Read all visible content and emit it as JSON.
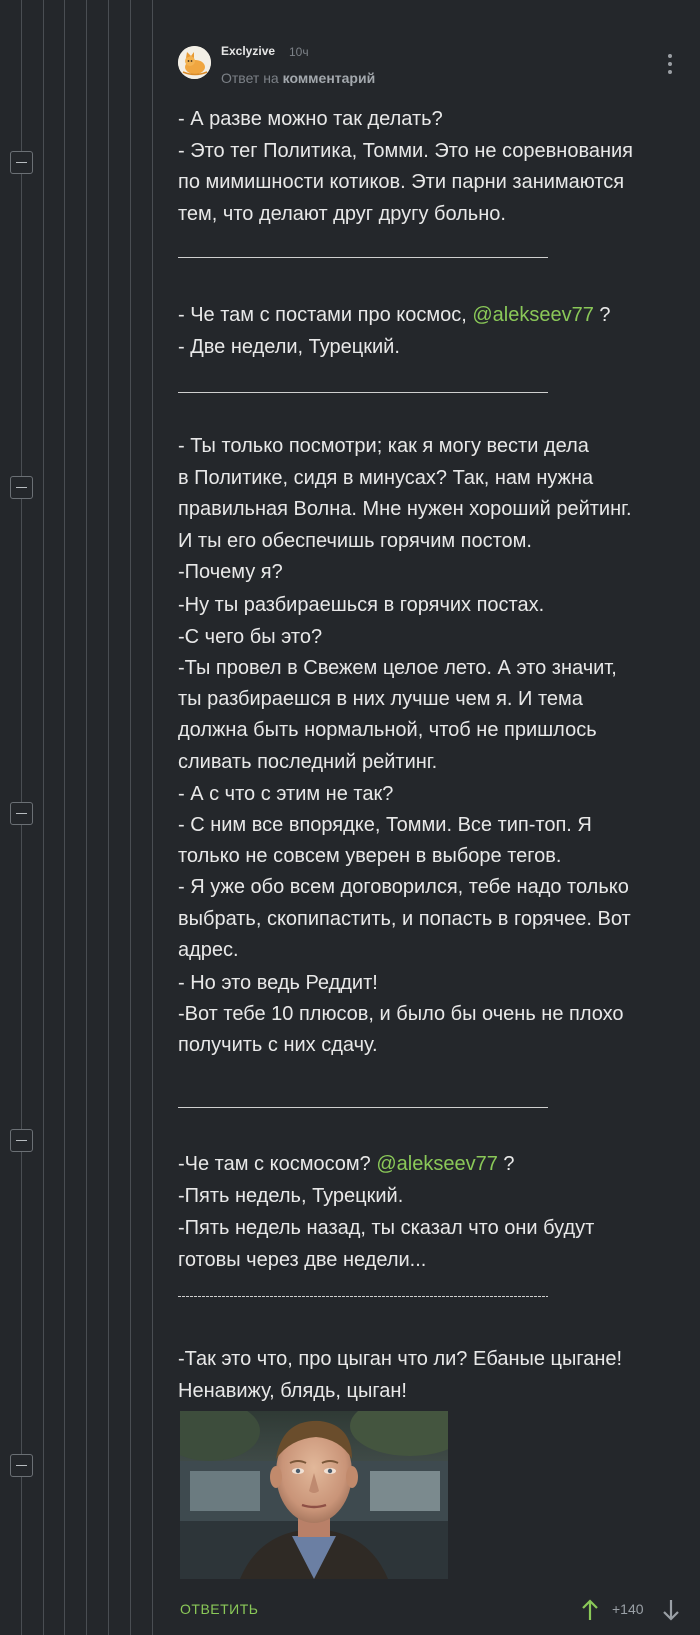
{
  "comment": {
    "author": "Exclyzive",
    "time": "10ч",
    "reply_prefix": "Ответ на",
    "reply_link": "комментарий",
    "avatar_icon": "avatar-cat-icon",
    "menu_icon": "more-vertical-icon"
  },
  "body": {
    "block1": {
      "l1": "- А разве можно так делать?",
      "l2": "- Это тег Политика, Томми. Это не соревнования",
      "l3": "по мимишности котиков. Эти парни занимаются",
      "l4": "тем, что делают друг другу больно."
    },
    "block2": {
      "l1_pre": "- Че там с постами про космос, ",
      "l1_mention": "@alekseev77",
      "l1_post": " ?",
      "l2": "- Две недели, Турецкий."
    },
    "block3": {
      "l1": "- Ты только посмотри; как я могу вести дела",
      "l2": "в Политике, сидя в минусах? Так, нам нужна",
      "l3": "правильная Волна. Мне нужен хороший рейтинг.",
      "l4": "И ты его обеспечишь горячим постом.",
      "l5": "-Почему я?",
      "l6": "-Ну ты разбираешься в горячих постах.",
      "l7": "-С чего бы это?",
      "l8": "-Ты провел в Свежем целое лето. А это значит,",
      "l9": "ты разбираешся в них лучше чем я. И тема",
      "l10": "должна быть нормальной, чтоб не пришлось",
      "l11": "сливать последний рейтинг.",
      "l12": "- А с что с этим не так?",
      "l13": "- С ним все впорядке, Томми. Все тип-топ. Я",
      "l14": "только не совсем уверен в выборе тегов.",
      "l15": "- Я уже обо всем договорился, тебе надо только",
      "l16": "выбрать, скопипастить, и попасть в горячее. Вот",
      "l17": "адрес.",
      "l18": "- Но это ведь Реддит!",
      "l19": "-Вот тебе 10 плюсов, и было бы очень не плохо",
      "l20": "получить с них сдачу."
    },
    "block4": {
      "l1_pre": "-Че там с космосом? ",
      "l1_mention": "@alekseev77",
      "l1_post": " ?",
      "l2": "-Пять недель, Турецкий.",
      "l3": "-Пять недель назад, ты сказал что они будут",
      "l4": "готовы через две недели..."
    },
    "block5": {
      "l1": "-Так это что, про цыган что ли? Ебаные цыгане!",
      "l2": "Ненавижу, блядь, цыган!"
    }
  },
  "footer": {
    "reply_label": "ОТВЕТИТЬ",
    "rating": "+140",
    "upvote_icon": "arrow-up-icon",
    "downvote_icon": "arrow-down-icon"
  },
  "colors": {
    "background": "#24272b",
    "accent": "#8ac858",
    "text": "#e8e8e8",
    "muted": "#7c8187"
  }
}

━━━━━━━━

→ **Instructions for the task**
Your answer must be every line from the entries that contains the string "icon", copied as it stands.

→ **The answer**
    "avatar_icon": "avatar-cat-icon",
    "menu_icon": "more-vertical-icon"
    "upvote_icon": "arrow-up-icon",
    "downvote_icon": "arrow-down-icon"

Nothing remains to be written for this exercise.